__TASK DIRECTIONS__.
From the records below, copy the lines that include "subject".

__ENTRIES SUPPLIED__.
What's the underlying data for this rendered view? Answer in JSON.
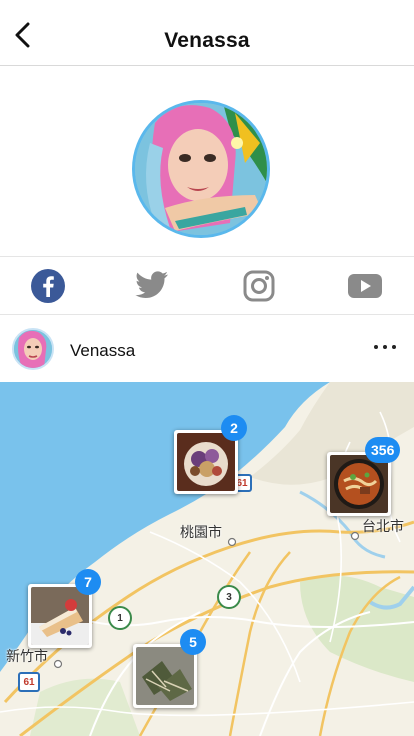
{
  "header": {
    "title": "Venassa",
    "back_icon": "chevron-left-icon"
  },
  "profile": {
    "avatar": "profile-avatar",
    "ring_color": "#5ab8ec"
  },
  "social": [
    {
      "name": "facebook",
      "icon": "facebook-icon",
      "color": "#3b5998"
    },
    {
      "name": "twitter",
      "icon": "twitter-icon",
      "color": "#8a8a8a"
    },
    {
      "name": "instagram",
      "icon": "instagram-icon",
      "color": "#8a8a8a"
    },
    {
      "name": "youtube",
      "icon": "youtube-icon",
      "color": "#8a8a8a"
    }
  ],
  "post": {
    "user": "Venassa",
    "more_icon": "more-horizontal-icon"
  },
  "map": {
    "labels": {
      "taoyuan": "桃園市",
      "taipei": "台北市",
      "hsinchu": "新竹市",
      "route_61_top": "61",
      "route_61_bottom": "61",
      "route_1": "1",
      "route_3": "3"
    },
    "pins": [
      {
        "count": "2",
        "subject": "food-plate"
      },
      {
        "count": "356",
        "subject": "noodle-soup"
      },
      {
        "count": "7",
        "subject": "cake-slice"
      },
      {
        "count": "5",
        "subject": "rice-dumplings"
      }
    ],
    "badge_color": "#1d8cf2"
  }
}
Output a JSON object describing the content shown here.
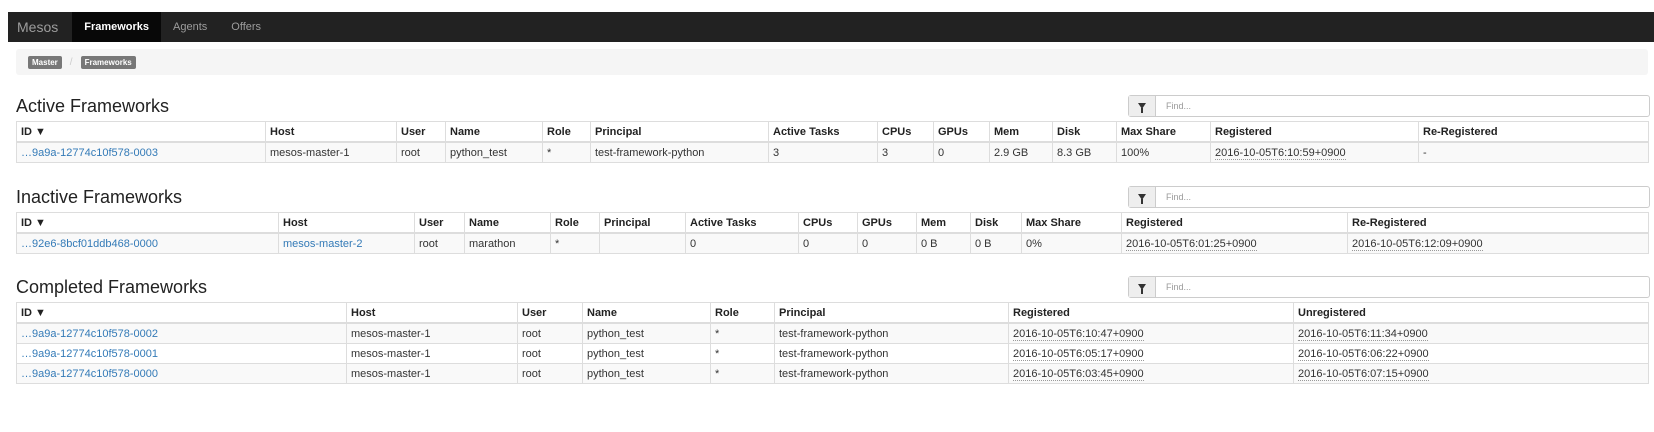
{
  "navbar": {
    "brand": "Mesos",
    "links": [
      {
        "label": "Frameworks",
        "active": true
      },
      {
        "label": "Agents",
        "active": false
      },
      {
        "label": "Offers",
        "active": false
      }
    ]
  },
  "breadcrumb": [
    "Master",
    "Frameworks"
  ],
  "breadcrumb_separator": "/",
  "filter_placeholder": "Find...",
  "sort_indicator_icon": "caret-down-icon",
  "active": {
    "title": "Active Frameworks",
    "columns": [
      "ID ▼",
      "Host",
      "User",
      "Name",
      "Role",
      "Principal",
      "Active Tasks",
      "CPUs",
      "GPUs",
      "Mem",
      "Disk",
      "Max Share",
      "Registered",
      "Re-Registered"
    ],
    "rows": [
      [
        "…9a9a-12774c10f578-0003",
        "mesos-master-1",
        "root",
        "python_test",
        "*",
        "test-framework-python",
        "3",
        "3",
        "0",
        "2.9 GB",
        "8.3 GB",
        "100%",
        "2016-10-05T6:10:59+0900",
        "-"
      ]
    ]
  },
  "inactive": {
    "title": "Inactive Frameworks",
    "columns": [
      "ID ▼",
      "Host",
      "User",
      "Name",
      "Role",
      "Principal",
      "Active Tasks",
      "CPUs",
      "GPUs",
      "Mem",
      "Disk",
      "Max Share",
      "Registered",
      "Re-Registered"
    ],
    "rows": [
      [
        "…92e6-8bcf01ddb468-0000",
        "mesos-master-2",
        "root",
        "marathon",
        "*",
        "",
        "0",
        "0",
        "0",
        "0 B",
        "0 B",
        "0%",
        "2016-10-05T6:01:25+0900",
        "2016-10-05T6:12:09+0900"
      ]
    ]
  },
  "completed": {
    "title": "Completed Frameworks",
    "columns": [
      "ID ▼",
      "Host",
      "User",
      "Name",
      "Role",
      "Principal",
      "Registered",
      "Unregistered"
    ],
    "rows": [
      [
        "…9a9a-12774c10f578-0002",
        "mesos-master-1",
        "root",
        "python_test",
        "*",
        "test-framework-python",
        "2016-10-05T6:10:47+0900",
        "2016-10-05T6:11:34+0900"
      ],
      [
        "…9a9a-12774c10f578-0001",
        "mesos-master-1",
        "root",
        "python_test",
        "*",
        "test-framework-python",
        "2016-10-05T6:05:17+0900",
        "2016-10-05T6:06:22+0900"
      ],
      [
        "…9a9a-12774c10f578-0000",
        "mesos-master-1",
        "root",
        "python_test",
        "*",
        "test-framework-python",
        "2016-10-05T6:03:45+0900",
        "2016-10-05T6:07:15+0900"
      ]
    ]
  },
  "colors": {
    "navbar": "#222222",
    "link": "#337ab7",
    "active_nav": "#080808"
  }
}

__REPLY__.
        "subject": "food-plate"
        "subject": "noodle-soup"
        "subject": "cake-slice"
        "subject": "rice-dumplings"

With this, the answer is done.